Cops crack international kidnap syndicate
Law enforcement authorities should rather focus their efforts on testing drivers around the country more regularly and using the same breathalyser test across South Africa.
“The focus should be on implementation and meaningful prosecution,” she said. “If there are five million drivers in South Africa, there should be five million breathalysers.”
Allie-paine said: “Our plans for the festive season include targeted enforcement and smart policing. We intend to deploy all our available resources on a 24/7 (basis) for 365 days a year. This will also be a drill and precursor to the introduction of the Aarto Act,” she said.
The department was considering a proposal to reduce speed by 20km/h (if it was100km to 80km, if 60km to 40km and freeways from 120km to 100km).
“Road accidents are not only the result of speed but several other factors as well. Our road safety strategy has considered all these factors.
“Legislation is being reviewed to address and bring in place an edifice of various interventions to respond adequately to the challenge that SA is facing. Among these, a review of the international best practice on speed reductions as is the case in countries such as Sweden and Australia. Due to the unique situation in SA, these cannot just be implemented without an impact assessment study,” she said.
But Hennie Klopper, an emeritus professor in the department of private law at the University of Pretoria, has predicted an increase of around 100 deaths over the festive period.
Road safety experts said there is very little evidence to suggest that the annual road death toll figure will drop. They claim “driver attitude” and not “speed” is the real killer. Perhaps even more shocking, according to Klopper, is the R164bn price tag that road accidents cost the SA economy each year.
“If you look at the cost of accidents and you look at the annual spend on road safety which is about R15 million, it’s no surprise that we still have these high road death toll figures,” he said.
Road Safety Action Campaign founder, Richard Benson, said he had been calling for speed limits on the country’s roads to be reduced to 30km/h and 100km/h for years.
THE POLICE believe they may have cracked an international syndicate after rescuing Kwazulu-natal businesswoman Sandra Moonsamy.
The criminals have been involved in a string of kidnappings that netted them hundreds of millions of rand.
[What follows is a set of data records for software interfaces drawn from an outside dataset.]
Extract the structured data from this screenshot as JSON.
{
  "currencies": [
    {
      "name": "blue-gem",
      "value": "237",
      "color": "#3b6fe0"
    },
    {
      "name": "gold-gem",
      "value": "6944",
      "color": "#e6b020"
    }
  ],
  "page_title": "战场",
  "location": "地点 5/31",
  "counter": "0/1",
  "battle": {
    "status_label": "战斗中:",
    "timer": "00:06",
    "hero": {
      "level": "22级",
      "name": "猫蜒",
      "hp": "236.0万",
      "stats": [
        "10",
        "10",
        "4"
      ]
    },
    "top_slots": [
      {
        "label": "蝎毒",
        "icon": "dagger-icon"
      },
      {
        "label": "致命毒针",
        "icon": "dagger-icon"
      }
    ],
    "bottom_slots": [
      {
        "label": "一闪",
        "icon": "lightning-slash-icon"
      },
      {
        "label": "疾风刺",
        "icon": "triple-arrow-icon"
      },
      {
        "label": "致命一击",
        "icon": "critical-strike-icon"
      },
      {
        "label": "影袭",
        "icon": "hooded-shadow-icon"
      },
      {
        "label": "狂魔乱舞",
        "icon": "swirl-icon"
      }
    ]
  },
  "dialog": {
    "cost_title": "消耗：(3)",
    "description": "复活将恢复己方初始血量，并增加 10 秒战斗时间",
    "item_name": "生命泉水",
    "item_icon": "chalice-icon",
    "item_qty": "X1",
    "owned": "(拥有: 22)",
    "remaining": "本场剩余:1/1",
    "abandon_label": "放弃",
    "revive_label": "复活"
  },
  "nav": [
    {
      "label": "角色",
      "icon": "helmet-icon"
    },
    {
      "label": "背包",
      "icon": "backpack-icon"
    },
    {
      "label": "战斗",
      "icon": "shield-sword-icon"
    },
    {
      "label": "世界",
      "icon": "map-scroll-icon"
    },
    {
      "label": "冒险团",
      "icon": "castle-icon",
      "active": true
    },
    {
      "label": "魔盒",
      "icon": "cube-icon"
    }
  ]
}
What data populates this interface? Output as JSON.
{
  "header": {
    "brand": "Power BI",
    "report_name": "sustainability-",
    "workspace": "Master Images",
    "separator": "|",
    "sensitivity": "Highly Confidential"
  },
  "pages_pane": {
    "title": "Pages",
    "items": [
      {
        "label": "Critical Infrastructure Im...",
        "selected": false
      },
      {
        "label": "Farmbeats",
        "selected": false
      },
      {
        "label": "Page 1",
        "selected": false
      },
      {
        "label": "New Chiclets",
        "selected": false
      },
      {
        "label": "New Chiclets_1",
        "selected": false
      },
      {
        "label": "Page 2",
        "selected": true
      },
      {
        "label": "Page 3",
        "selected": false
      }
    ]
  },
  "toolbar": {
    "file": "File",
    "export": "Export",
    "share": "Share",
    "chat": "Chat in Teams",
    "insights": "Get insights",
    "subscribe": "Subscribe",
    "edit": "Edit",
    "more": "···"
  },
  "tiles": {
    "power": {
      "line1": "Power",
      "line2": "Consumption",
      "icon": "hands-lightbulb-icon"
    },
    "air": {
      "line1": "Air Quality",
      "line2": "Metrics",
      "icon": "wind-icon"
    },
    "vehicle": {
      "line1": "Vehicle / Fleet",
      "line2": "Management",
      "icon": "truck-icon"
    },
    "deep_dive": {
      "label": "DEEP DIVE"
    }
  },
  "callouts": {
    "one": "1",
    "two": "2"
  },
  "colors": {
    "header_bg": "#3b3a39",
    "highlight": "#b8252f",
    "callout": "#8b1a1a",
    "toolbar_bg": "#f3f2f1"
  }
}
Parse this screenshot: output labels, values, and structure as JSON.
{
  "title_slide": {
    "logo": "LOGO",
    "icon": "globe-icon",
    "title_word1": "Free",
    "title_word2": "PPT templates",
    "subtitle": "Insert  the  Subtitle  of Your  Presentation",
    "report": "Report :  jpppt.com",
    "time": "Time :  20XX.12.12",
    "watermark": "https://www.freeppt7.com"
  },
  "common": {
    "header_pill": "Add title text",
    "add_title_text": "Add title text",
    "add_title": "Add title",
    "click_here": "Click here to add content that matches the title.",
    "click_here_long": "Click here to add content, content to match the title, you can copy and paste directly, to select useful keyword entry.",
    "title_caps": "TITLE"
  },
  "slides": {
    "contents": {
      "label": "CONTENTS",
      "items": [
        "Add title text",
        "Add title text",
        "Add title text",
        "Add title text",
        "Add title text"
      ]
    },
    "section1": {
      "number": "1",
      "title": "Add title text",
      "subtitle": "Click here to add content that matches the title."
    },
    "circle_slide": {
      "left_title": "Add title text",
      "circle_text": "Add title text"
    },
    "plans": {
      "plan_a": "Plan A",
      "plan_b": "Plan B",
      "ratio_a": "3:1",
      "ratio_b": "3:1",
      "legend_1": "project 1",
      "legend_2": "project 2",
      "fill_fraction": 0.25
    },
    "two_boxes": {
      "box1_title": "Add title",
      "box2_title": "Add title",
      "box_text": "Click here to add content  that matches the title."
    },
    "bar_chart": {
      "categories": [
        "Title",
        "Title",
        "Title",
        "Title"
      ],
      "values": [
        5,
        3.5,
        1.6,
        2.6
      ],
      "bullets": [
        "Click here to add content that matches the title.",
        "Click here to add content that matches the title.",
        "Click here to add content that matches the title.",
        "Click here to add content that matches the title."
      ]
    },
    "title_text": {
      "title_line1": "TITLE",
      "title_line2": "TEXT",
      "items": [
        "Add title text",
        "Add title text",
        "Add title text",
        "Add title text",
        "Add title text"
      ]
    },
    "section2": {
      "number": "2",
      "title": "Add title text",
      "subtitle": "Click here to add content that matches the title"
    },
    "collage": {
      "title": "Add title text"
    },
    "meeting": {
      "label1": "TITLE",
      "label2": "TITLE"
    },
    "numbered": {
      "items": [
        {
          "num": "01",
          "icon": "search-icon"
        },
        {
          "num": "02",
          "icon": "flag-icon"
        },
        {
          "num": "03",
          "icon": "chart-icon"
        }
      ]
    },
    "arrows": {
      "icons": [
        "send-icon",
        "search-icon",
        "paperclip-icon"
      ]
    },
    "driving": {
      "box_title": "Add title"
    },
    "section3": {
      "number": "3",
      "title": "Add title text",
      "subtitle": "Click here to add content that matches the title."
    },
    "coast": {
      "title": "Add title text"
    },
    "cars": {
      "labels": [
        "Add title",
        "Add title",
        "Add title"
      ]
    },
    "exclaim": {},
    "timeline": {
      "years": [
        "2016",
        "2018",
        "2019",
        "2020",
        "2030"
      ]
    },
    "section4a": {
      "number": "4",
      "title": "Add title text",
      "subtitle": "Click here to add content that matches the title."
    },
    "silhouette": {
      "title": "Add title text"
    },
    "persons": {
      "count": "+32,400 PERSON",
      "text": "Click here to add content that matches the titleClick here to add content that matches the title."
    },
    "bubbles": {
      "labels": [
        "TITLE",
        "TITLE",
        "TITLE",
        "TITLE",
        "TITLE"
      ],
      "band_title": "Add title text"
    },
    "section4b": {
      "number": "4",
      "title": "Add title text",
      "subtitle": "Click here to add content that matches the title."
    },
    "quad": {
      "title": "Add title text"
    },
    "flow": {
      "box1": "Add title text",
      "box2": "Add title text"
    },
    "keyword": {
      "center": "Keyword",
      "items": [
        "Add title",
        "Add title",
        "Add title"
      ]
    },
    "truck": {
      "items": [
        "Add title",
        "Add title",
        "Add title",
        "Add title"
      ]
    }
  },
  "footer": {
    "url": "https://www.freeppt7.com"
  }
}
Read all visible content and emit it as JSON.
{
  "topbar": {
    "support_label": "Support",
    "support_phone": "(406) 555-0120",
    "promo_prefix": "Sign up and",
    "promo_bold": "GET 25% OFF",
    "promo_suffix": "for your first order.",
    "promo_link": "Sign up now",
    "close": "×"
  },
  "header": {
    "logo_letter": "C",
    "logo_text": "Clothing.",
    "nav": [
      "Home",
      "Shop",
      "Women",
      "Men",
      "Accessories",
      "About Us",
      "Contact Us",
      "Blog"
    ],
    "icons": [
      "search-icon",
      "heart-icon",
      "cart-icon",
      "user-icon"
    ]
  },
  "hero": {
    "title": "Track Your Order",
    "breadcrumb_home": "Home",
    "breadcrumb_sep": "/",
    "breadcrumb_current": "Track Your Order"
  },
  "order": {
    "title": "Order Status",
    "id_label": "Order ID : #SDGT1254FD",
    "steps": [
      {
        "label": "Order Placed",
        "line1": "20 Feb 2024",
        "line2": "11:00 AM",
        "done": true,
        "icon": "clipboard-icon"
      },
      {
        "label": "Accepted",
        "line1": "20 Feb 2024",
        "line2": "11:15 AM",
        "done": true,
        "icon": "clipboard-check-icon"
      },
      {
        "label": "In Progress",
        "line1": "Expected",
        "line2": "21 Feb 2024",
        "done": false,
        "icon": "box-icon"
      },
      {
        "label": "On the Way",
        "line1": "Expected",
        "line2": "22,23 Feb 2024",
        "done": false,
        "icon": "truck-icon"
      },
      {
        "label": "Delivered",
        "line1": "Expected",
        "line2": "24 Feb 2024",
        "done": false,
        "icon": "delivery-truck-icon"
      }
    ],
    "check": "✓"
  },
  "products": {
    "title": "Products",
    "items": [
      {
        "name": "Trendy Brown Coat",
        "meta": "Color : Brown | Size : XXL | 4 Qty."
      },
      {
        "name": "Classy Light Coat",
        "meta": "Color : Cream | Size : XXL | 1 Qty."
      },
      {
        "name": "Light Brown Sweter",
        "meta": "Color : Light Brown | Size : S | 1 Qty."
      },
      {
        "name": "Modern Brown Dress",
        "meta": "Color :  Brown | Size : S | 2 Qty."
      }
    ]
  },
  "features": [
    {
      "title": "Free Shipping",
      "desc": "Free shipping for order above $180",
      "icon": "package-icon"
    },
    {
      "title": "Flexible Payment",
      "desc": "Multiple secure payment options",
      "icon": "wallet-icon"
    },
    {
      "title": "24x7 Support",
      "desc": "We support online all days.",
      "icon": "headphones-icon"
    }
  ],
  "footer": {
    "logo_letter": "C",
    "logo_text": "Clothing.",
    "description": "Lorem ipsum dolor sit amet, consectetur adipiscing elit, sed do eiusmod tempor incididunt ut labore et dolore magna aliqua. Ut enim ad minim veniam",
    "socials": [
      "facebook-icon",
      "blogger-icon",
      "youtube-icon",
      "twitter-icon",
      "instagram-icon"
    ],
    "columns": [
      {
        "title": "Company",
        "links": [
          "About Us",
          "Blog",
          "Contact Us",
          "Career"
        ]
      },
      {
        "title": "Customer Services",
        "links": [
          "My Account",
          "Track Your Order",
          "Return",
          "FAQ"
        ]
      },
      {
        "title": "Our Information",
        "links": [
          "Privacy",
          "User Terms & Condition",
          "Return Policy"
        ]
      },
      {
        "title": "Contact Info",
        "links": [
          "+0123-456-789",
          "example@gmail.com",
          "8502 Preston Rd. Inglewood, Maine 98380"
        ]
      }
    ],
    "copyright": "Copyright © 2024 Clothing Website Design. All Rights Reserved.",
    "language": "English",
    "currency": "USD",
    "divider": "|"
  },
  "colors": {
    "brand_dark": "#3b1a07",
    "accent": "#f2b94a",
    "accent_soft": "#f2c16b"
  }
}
Investigators believe the gang, caught in a surprise raid on Thursday night, were involved in the kidnappings of Pretoria businessman Omar Carrim and Joburg businessman Shiraz Ghatoo.
This, according to a source, after the suspects allegedly involved in Moonsamy’s kidnapping were linked to other kidnappings through evidence.
Moonsamy was rescued by the police in emalahleni after 162 days in captivity and the breakthrough in the case, said a source, came weeks ago when arrests were made on an unrelated crime.
Hawks spokesperson Brigadier Hangwani Mulaudzi said its investigators raced from Kwazulu-natal on Thursday after “something came up”.
Supported by other SAPS units and
metro police, the Hawks raided properties in Honeydew, Mamelodi, and emalahleni and arrested four men.
“The police took the kidnappers by surprise.
“This followed weeks of intense investigations by the Hawks,” said the source.
Moonsamy was found chained in a room in a luxury house, which was apparently being rented by the gang. Firearms and luxury vehicles were seized.
The 46-year-old mother of two is now believed to be in hospital.
Minister of Police Bheki Cele said,
“she is not in a very good condition, but we believe she will be okay”. “More people are still wanted.” Hangwani said one of the syndicate’s kingpins was arrested in the raids.
“We are dealing with a syndicate, we need to check them thoroughly.
“They are not South African and we might have to work with other law enforcement agencies from around the world,” said Mulaudzi.
The source said another kingpin was being sought and there is the possibility he might be out of the country.
Over the past two years, a number of wealthy business people have been kidnapped and the modus operandi in most of these cases were similar.
The kidnappers demanded between $1 million (more than R14m) and $3m, and forced the victims’ families to pay the ransom in Dubai, in the United Arab Emirates, at cash exchanges.
Their victims are often kept in captivity for months.
Moonsamy, the daughter of a Durban logistics tycoon, went missing on May 31 after she was forced off a road in Pinetown, west of Durban.
It is believed the kidnappers demanded a ransom of R140 million.
A member of the Carrim family welcomed the arrests yesterday.
“We don’t know much but we are happy arrests have been made.
“Let’s give the cops the space to deal with it,” said the family member who didn’t want to be named.
“I have recordings and the voice in the one call matches the voice in some of the cases where ransom demands are made.”
Anti-crime activist Yusuf Abramjee, who has been highlighting these cases, said the arrests on Thursday evening were significant.
“The kidnappers have been getting away with it for years and I suspect the backbone has now been broken,” Abramjee said.
The Hawks may have made a major breakthrough breaking up a large-scale kidnapping syndicate, but there is concern for another Cape Town businessman, Noor Mohammed Karriem, who was kidnapped recently.
KIDNAPPED businesswoman Sandra Moonsamy has been found. | SUPPLIED